TASK INPUT ->
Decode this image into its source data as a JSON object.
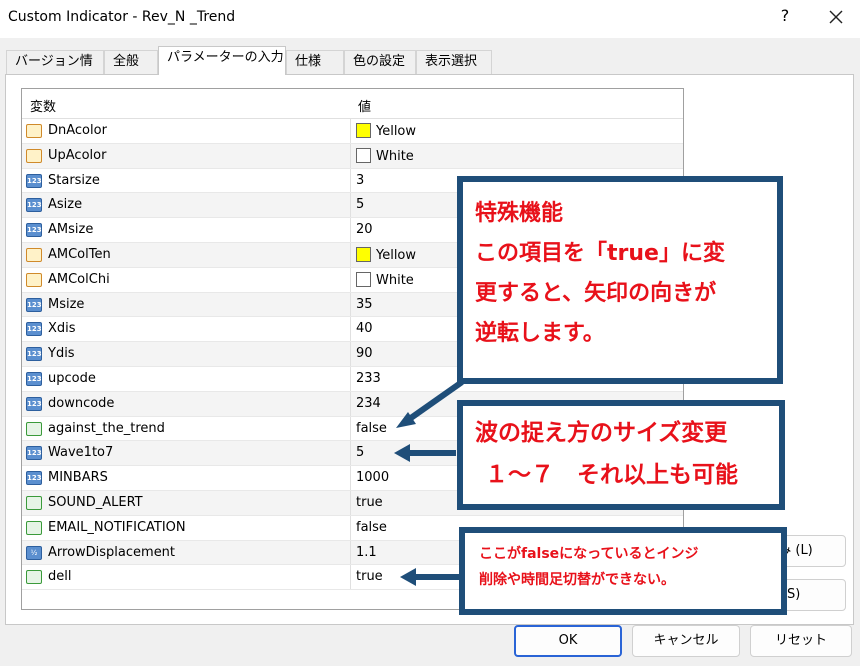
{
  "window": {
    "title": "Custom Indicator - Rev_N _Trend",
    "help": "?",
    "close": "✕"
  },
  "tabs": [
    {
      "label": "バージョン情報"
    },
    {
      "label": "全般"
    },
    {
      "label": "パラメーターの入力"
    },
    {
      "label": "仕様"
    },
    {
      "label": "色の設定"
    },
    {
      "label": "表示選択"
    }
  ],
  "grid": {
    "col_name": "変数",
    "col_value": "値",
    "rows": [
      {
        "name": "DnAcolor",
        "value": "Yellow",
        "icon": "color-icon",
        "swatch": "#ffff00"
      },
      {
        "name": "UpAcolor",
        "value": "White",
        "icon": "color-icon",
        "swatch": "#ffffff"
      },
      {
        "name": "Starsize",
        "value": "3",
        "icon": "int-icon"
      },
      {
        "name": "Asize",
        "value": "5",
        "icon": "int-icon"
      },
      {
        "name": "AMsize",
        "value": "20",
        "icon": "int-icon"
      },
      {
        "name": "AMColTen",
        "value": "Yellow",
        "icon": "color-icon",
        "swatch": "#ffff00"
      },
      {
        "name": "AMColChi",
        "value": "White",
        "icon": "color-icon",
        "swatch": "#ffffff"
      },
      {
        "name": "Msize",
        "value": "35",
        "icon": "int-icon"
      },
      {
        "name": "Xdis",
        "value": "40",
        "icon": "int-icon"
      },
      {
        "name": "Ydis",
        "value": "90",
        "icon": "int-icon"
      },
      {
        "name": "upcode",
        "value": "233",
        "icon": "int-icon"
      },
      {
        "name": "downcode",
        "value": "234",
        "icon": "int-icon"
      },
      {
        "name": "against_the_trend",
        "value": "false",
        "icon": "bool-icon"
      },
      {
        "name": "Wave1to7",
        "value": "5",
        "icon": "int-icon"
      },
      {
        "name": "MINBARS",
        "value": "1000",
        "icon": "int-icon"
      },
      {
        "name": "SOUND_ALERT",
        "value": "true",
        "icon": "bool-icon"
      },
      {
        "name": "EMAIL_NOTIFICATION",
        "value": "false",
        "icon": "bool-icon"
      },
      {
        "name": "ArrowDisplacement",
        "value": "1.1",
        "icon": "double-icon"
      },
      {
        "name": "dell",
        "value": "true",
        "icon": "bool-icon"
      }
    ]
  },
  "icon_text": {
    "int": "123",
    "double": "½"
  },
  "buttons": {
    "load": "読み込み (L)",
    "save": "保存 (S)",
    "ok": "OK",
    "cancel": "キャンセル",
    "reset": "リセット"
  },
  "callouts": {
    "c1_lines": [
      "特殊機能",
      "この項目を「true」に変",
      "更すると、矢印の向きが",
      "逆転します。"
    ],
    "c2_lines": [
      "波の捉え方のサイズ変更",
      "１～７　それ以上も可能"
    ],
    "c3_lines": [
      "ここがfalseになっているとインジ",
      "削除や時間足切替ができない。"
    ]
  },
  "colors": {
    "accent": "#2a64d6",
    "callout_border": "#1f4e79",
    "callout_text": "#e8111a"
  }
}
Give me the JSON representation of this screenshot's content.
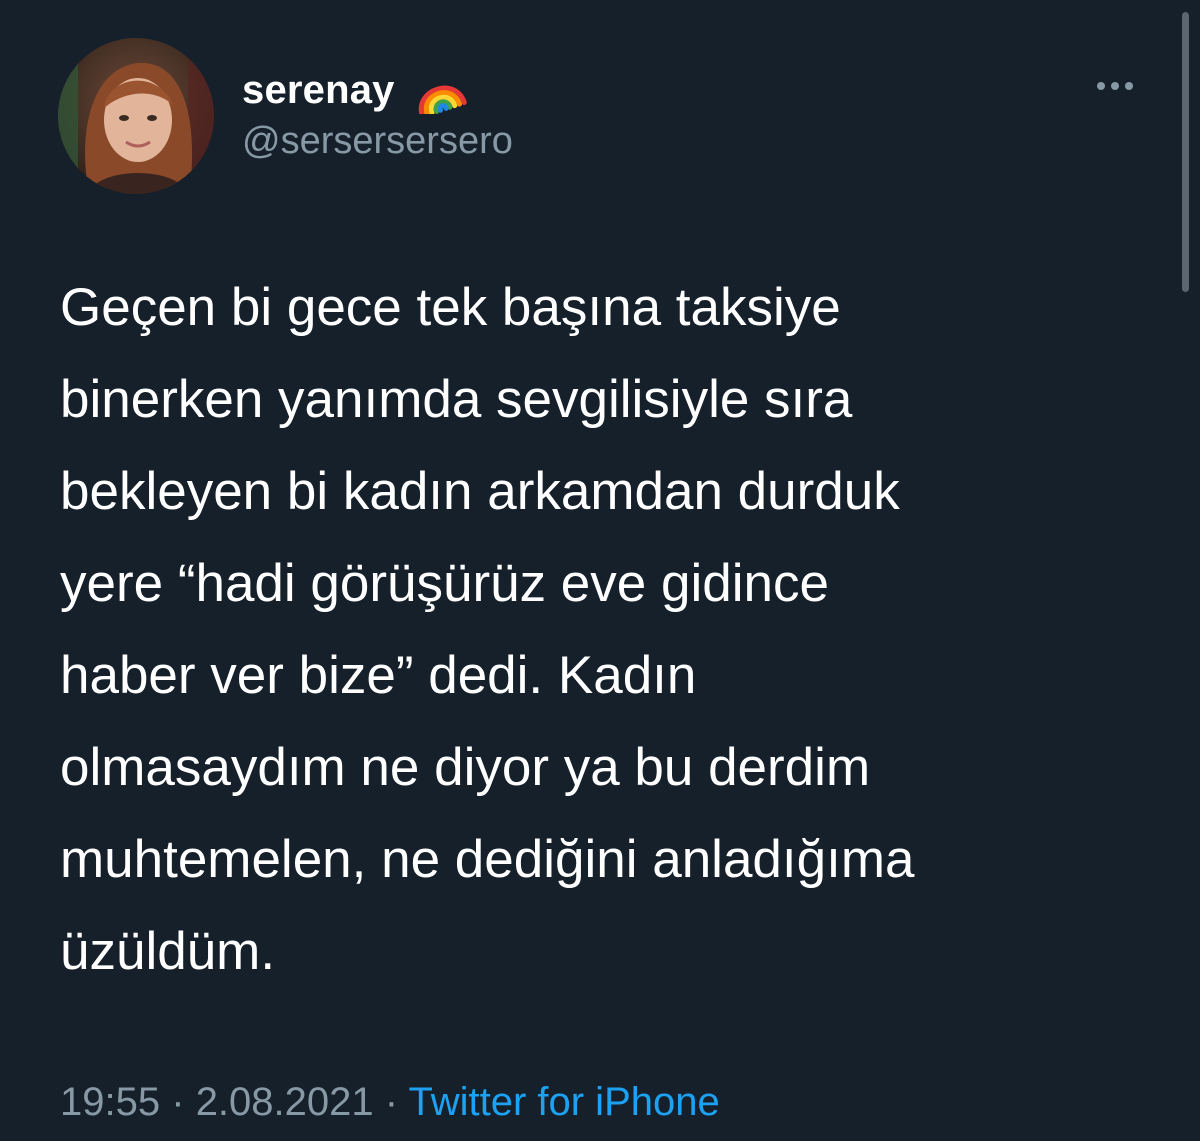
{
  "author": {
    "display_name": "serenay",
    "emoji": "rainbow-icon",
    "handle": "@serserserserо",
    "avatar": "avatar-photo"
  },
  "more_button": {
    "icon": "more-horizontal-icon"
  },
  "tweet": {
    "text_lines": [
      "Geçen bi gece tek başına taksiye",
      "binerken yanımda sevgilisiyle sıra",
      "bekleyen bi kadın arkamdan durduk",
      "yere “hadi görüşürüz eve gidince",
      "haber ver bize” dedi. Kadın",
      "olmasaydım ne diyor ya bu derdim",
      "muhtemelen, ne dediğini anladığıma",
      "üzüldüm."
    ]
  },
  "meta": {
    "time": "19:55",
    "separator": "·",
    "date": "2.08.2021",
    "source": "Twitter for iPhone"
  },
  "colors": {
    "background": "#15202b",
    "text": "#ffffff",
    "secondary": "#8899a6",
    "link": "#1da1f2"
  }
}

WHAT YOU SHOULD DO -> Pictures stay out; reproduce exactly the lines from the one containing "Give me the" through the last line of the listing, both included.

RESULT OF THE TASK ->
Give me the JSON representation of this screenshot's content.
{
  "author": {
    "display_name": "serenay",
    "emoji": "rainbow-icon",
    "handle": "@serserserserо",
    "avatar": "avatar-photo"
  },
  "more_button": {
    "icon": "more-horizontal-icon"
  },
  "tweet": {
    "text_lines": [
      "Geçen bi gece tek başına taksiye",
      "binerken yanımda sevgilisiyle sıra",
      "bekleyen bi kadın arkamdan durduk",
      "yere “hadi görüşürüz eve gidince",
      "haber ver bize” dedi. Kadın",
      "olmasaydım ne diyor ya bu derdim",
      "muhtemelen, ne dediğini anladığıma",
      "üzüldüm."
    ]
  },
  "meta": {
    "time": "19:55",
    "separator": "·",
    "date": "2.08.2021",
    "source": "Twitter for iPhone"
  },
  "colors": {
    "background": "#15202b",
    "text": "#ffffff",
    "secondary": "#8899a6",
    "link": "#1da1f2"
  }
}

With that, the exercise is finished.